(MATERIAL FOR THIS TASK):
Content starts
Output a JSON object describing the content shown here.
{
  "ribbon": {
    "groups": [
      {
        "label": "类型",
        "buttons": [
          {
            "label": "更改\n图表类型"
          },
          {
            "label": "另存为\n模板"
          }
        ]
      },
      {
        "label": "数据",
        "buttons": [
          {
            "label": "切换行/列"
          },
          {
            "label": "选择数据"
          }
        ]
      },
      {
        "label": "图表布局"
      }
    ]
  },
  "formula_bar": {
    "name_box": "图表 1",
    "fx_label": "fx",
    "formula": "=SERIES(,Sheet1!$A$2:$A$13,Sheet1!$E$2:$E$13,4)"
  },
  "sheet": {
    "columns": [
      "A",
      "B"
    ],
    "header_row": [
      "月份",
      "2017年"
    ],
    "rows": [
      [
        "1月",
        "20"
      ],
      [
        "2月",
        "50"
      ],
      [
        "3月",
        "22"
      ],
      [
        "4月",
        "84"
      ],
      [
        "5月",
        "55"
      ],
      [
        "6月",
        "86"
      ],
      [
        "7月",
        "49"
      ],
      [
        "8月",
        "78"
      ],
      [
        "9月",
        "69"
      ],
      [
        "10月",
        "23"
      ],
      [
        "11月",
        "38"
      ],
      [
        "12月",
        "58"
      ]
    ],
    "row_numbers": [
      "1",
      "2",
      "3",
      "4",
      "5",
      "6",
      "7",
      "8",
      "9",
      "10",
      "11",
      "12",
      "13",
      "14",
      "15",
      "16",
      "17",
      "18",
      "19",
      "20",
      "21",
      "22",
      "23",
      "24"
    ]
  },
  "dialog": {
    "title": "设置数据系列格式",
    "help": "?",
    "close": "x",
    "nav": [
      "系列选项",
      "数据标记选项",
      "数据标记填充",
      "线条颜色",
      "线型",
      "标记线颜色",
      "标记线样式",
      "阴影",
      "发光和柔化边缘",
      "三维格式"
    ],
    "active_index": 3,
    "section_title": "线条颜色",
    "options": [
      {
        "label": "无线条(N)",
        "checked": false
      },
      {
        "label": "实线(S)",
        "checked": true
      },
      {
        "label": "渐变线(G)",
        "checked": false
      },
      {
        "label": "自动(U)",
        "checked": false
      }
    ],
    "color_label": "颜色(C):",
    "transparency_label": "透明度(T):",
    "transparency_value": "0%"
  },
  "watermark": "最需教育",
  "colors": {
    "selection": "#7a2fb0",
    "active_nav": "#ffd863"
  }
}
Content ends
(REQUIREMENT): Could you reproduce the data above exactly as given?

(TASK SOLUTION):
Output a JSON object describing the content shown here.
{
  "ribbon": {
    "groups": [
      {
        "label": "类型",
        "buttons": [
          {
            "label": "更改\n图表类型"
          },
          {
            "label": "另存为\n模板"
          }
        ]
      },
      {
        "label": "数据",
        "buttons": [
          {
            "label": "切换行/列"
          },
          {
            "label": "选择数据"
          }
        ]
      },
      {
        "label": "图表布局"
      }
    ]
  },
  "formula_bar": {
    "name_box": "图表 1",
    "fx_label": "fx",
    "formula": "=SERIES(,Sheet1!$A$2:$A$13,Sheet1!$E$2:$E$13,4)"
  },
  "sheet": {
    "columns": [
      "A",
      "B"
    ],
    "header_row": [
      "月份",
      "2017年"
    ],
    "rows": [
      [
        "1月",
        "20"
      ],
      [
        "2月",
        "50"
      ],
      [
        "3月",
        "22"
      ],
      [
        "4月",
        "84"
      ],
      [
        "5月",
        "55"
      ],
      [
        "6月",
        "86"
      ],
      [
        "7月",
        "49"
      ],
      [
        "8月",
        "78"
      ],
      [
        "9月",
        "69"
      ],
      [
        "10月",
        "23"
      ],
      [
        "11月",
        "38"
      ],
      [
        "12月",
        "58"
      ]
    ],
    "row_numbers": [
      "1",
      "2",
      "3",
      "4",
      "5",
      "6",
      "7",
      "8",
      "9",
      "10",
      "11",
      "12",
      "13",
      "14",
      "15",
      "16",
      "17",
      "18",
      "19",
      "20",
      "21",
      "22",
      "23",
      "24"
    ]
  },
  "dialog": {
    "title": "设置数据系列格式",
    "help": "?",
    "close": "x",
    "nav": [
      "系列选项",
      "数据标记选项",
      "数据标记填充",
      "线条颜色",
      "线型",
      "标记线颜色",
      "标记线样式",
      "阴影",
      "发光和柔化边缘",
      "三维格式"
    ],
    "active_index": 3,
    "section_title": "线条颜色",
    "options": [
      {
        "label": "无线条(N)",
        "checked": false
      },
      {
        "label": "实线(S)",
        "checked": true
      },
      {
        "label": "渐变线(G)",
        "checked": false
      },
      {
        "label": "自动(U)",
        "checked": false
      }
    ],
    "color_label": "颜色(C):",
    "transparency_label": "透明度(T):",
    "transparency_value": "0%"
  },
  "watermark": "最需教育",
  "colors": {
    "selection": "#7a2fb0",
    "active_nav": "#ffd863"
  }
}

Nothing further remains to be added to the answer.